Aim of the task: The count of lines below that include the string "this" is the whole answer.

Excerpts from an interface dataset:

______________________________

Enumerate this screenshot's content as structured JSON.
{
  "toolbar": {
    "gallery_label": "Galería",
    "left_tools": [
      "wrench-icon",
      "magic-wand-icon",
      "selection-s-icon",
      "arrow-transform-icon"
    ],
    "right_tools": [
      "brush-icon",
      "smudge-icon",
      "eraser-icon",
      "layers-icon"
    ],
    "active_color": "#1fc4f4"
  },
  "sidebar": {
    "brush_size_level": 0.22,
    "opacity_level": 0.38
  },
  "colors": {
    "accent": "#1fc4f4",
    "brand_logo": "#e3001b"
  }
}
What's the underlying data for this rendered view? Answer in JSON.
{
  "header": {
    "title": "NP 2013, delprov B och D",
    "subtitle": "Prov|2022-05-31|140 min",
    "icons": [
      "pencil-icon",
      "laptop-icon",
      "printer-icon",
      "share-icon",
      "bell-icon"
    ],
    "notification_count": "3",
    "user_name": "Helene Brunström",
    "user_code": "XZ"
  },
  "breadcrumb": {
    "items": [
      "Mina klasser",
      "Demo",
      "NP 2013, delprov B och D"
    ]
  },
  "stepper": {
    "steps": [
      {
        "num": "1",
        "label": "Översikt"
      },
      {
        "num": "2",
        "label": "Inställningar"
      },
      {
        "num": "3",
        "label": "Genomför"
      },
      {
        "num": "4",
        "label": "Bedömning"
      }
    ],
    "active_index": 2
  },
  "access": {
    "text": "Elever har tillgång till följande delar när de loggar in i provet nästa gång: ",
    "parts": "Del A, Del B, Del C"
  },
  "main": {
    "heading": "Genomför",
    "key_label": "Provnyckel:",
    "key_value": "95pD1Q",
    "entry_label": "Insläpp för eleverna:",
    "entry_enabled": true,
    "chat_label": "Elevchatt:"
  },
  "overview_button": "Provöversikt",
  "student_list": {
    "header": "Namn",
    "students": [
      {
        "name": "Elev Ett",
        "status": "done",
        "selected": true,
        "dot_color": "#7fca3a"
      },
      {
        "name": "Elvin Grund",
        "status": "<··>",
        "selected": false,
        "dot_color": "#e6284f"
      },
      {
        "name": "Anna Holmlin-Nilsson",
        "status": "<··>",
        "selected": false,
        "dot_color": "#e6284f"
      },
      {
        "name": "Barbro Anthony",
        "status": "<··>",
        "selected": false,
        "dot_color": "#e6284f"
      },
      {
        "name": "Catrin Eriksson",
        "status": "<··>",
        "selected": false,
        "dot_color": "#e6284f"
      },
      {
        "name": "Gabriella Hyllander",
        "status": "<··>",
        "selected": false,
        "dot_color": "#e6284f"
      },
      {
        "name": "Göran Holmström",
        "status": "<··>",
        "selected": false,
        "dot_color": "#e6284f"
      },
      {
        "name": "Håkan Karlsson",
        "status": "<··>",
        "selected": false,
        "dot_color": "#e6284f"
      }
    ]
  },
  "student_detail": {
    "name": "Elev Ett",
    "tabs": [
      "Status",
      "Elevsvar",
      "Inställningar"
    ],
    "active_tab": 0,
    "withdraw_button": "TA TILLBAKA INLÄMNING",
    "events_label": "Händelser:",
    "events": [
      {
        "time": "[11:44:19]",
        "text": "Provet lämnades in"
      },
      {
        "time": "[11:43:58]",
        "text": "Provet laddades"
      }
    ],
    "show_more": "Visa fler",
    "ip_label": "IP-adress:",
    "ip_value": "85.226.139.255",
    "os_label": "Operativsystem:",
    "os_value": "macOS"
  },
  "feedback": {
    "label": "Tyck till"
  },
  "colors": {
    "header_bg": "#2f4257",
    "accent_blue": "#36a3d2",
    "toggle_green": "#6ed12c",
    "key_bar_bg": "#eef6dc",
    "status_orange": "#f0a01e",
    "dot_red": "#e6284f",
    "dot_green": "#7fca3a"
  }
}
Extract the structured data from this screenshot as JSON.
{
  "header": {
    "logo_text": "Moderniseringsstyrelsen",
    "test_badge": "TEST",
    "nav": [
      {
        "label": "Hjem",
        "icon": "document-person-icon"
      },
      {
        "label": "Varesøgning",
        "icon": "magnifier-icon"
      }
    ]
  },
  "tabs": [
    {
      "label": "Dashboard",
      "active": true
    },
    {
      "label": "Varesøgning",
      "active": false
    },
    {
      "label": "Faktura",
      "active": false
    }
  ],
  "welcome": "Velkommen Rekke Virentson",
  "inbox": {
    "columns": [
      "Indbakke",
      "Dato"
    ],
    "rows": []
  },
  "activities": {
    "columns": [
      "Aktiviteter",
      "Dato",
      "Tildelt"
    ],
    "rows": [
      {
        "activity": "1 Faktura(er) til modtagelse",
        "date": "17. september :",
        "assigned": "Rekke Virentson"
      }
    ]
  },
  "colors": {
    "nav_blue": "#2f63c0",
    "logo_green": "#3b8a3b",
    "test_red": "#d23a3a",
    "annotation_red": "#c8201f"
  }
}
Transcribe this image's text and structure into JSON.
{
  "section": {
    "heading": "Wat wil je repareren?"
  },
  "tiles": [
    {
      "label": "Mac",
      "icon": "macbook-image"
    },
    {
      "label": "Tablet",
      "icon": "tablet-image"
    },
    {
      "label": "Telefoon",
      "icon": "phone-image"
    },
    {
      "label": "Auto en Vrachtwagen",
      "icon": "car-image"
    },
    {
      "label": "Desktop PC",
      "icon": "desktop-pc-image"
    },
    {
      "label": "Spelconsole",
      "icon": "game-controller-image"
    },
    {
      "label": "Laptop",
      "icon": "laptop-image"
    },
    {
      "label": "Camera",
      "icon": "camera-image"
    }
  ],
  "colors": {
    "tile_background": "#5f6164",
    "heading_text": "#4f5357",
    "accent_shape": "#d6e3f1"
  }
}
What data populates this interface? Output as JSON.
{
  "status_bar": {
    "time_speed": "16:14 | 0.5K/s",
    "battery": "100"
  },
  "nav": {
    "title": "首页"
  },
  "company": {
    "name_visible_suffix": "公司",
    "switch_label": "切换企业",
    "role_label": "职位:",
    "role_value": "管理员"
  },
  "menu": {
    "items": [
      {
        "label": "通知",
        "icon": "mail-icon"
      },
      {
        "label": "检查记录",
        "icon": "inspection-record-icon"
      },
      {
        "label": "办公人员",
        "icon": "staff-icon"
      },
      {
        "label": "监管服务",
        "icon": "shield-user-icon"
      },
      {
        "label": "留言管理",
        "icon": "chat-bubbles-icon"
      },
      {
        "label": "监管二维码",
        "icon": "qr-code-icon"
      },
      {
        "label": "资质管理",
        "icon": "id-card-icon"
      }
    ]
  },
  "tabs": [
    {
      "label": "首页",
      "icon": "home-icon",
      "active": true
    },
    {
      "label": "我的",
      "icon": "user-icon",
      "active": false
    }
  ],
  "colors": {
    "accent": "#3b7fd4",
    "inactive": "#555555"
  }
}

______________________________

Reply to the task: 5